Silicon-on-sapphire (SOS) technology, which is a version of the silicon-on-insulator (SOI) technology, has number of advantages including radiation hardness, low power consumption, suitability for high frequency applications and for integration with optoelectronics devices. These are solid advantages which are derived from the material properties of the sapphire substrate. The hetero-structure of silicon-and-sapphire possesses potentials benefiting from the advantages of both constituent materials: silicon is the most extensively investigated and used semiconductor material and it has a well-developed fabrication technology for integrated circuits production; sapphire is a highly insulating material and has a crystal structure closely compatible with single crystal silicon making it a natural choice to grow epitaxial silicon, it also possesses the near ideal optical properties, chemical resistance, mechanical resistance and high thermal conductivity all of which contribute to the advantages of SOS technology mentioned above.
One important phase for the development of the SOS technology directly relevant to this research is the modification of an existing silicon wafer CMOS fabrication tools to process SOS wafers. This work is required for SOS technology to benefit from the established silicon process technologies. Since the existing silicon wafer processing tools are designed to handle silicon wafers, material properties of SOS wafers different from silicon wafers can cause the process to perform differently. To overcome this problem requires processes and/or tool adjustments. The SOS CMOS devices used in this thesis are produced from this modified fabrication line. Author was involved in all aspects the modification works. Some examples from these modification works are presented in this thesis in order to present one of the foundation required to develop SOS technology within the extent that no industrial confidential information is disclosed.
While the SOS hetero-structure has potential to benefit from the properties of both materials, the silicon-on-sapphire interface produces number of phenomena which are not fully understood. Of these phenomena arising from the interface, the work reported in this thesis is an empirical study targeted to understand the mechanisms of the off-state leakage current of fully depleted SOS n-MOSFET’s fabricated on epitaxially grown silicon on sapphire substrate. The research topic is critical to the SOS technology as the suppression of the leakage current is essential to expand the technology into the low power consumption applications and larger scale integrated circuits.
The first part of the research is on the design and the characterizations of a MOS capacitor test structure to electrically access the silicon-to-sapphire interface, often referred to as the back interface.
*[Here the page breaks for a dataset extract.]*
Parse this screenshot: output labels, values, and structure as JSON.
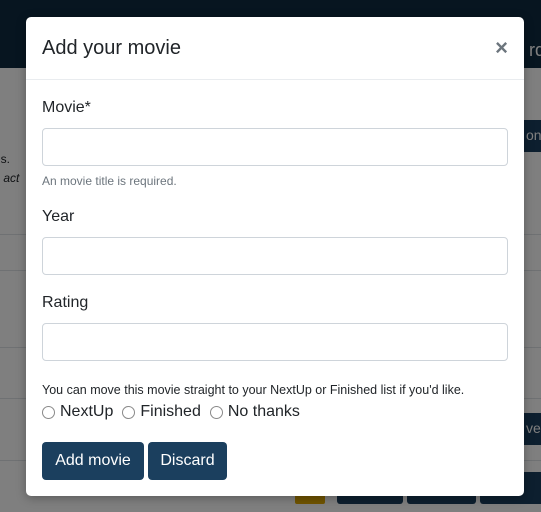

The test structure has a feature to enable the communication with the isolated silicon film of the SOS structure through both majority carrier and minority carrier producing what are effectively quasi-static C-V characteristics at high-frequency (at 100 kHz). The C-V results were explained based on MOS device physics and 2-D device simulations. Correlation between the measured MOSFET off-state leakage current and the measured C-V characteristics indicates that the dominant cause of the off-state leakage is the back interface depletion due to trapped charge at the back interface.
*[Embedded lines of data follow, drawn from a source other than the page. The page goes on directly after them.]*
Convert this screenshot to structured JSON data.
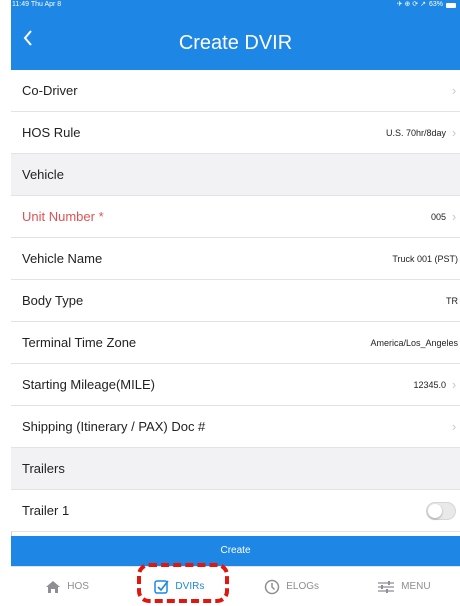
{
  "status_bar": {
    "time": "11:49",
    "date": "Thu Apr 8",
    "icons": "✈ ⊕ ⟳ ↗",
    "battery": "63%"
  },
  "nav": {
    "back_icon": "chevron-left-icon",
    "title": "Create DVIR"
  },
  "rows": [
    {
      "label": "Co-Driver",
      "value": "",
      "chevron": true,
      "section": false,
      "required": false
    },
    {
      "label": "HOS Rule",
      "value": "U.S. 70hr/8day",
      "chevron": true,
      "section": false,
      "required": false
    },
    {
      "label": "Vehicle",
      "value": "",
      "chevron": false,
      "section": true,
      "required": false
    },
    {
      "label": "Unit Number *",
      "value": "005",
      "chevron": true,
      "section": false,
      "required": true
    },
    {
      "label": "Vehicle Name",
      "value": "Truck 001 (PST)",
      "chevron": false,
      "section": false,
      "required": false
    },
    {
      "label": "Body Type",
      "value": "TR",
      "chevron": false,
      "section": false,
      "required": false
    },
    {
      "label": "Terminal Time Zone",
      "value": "America/Los_Angeles",
      "chevron": false,
      "section": false,
      "required": false
    },
    {
      "label": "Starting Mileage(MILE)",
      "value": "12345.0",
      "chevron": true,
      "section": false,
      "required": false
    },
    {
      "label": "Shipping (Itinerary / PAX) Doc #",
      "value": "",
      "chevron": true,
      "section": false,
      "required": false
    },
    {
      "label": "Trailers",
      "value": "",
      "chevron": false,
      "section": true,
      "required": false
    }
  ],
  "trailer_row": {
    "label": "Trailer 1",
    "toggle_on": false
  },
  "create_button": "Create",
  "tabs": [
    {
      "label": "HOS",
      "icon": "home-icon",
      "active": false
    },
    {
      "label": "DVIRs",
      "icon": "checkbox-icon",
      "active": true
    },
    {
      "label": "ELOGs",
      "icon": "timer-icon",
      "active": false
    },
    {
      "label": "MENU",
      "icon": "sliders-icon",
      "active": false
    }
  ],
  "colors": {
    "accent": "#1e86e4",
    "required": "#e05252",
    "highlight": "#e0160f"
  }
}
Based on the above understanding, a technique of annealing the SOS film in hydrogen prior to CMOS fabrication to eliminate the back surface depletion is proposed. The n-MOSFET built on the hydrogen annealed SOS film has demonstrated that, (a) the off-state leakage current is reduced to p-n junction leakage level, the lowest leakage current achievable for a MOSFET, (b) the n-MOSFET punch through voltage has more than doubled for transistors with gate length of 0.5 µm when compared with n-MOSFETs fabricated on unannealed SOS film and (c) there is no change in the carrier mobility of the front silicon-silicon dioxide interface, which means that the front channel is not affected. From the SIMS analysis, it was determined that the hydrogen anneal has created a thin aluminium-rich silicon layer at the back interface which is attributed to the out diffusion of aluminium complex from the sapphire substrate. This thin aluminium-rich silicon layer has eliminated the back interface depletion and has pushed up the punch through voltage of n-MOSFETs. The elimination of the back surface depletion is attributed to the creation of the aluminium-rich silicon layer as electrically, it acts as p-type doped silicon film. The increase in the punch-through voltage is attributed to the increased surface recombination velocity at the back interface based on the device simulation studies.
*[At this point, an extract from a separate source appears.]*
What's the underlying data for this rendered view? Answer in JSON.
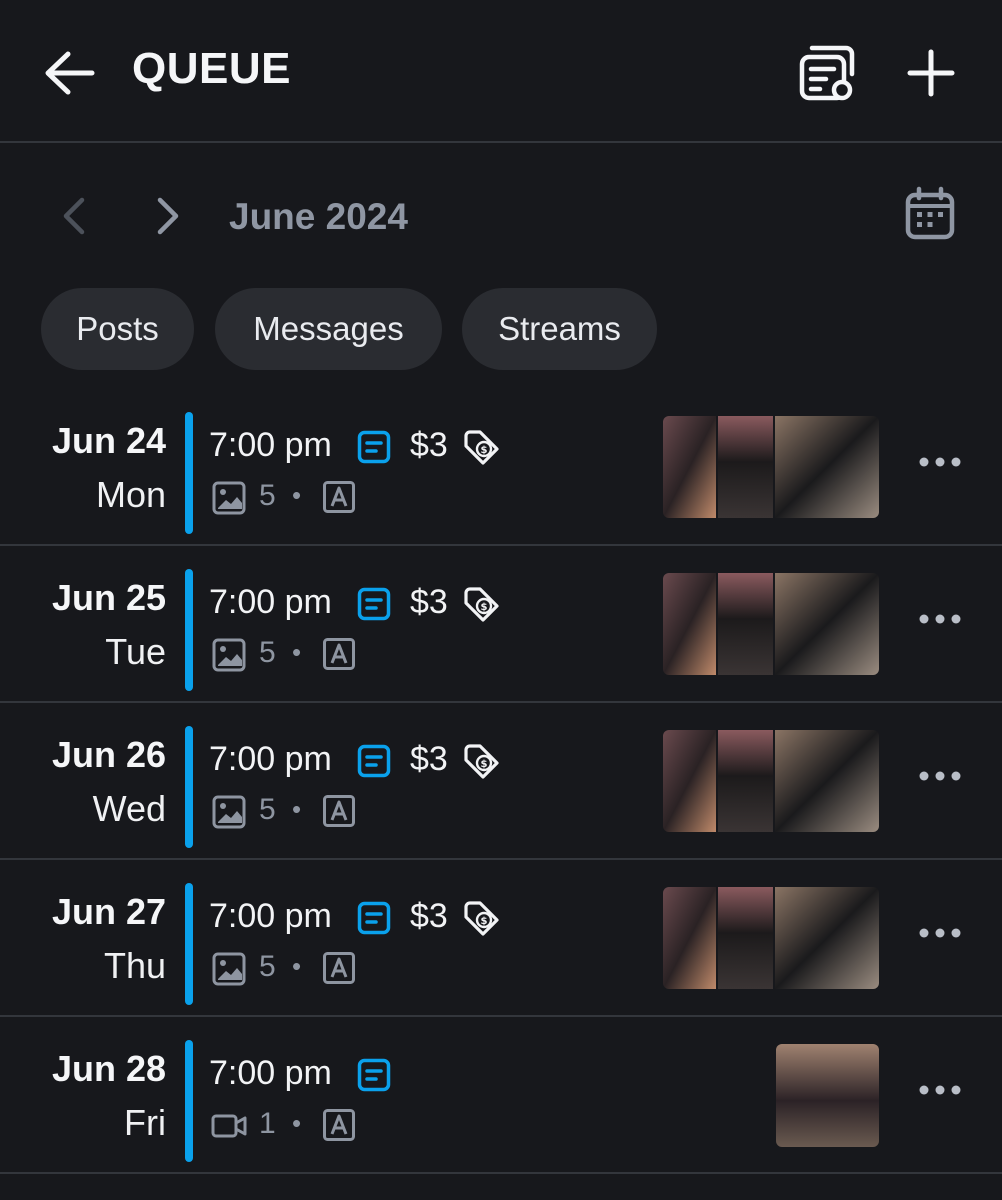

Detailed experimental investigation of the annealing process indicates that both physical thickness of the thin aluminium-rich layer and the surface recombination velocity of the back interface are controllable by changing the annealing conditions i.e., annealing temperature, time and annealing gas ambient. The outcome of this research work is applicable for the commercial production of SOS wafers.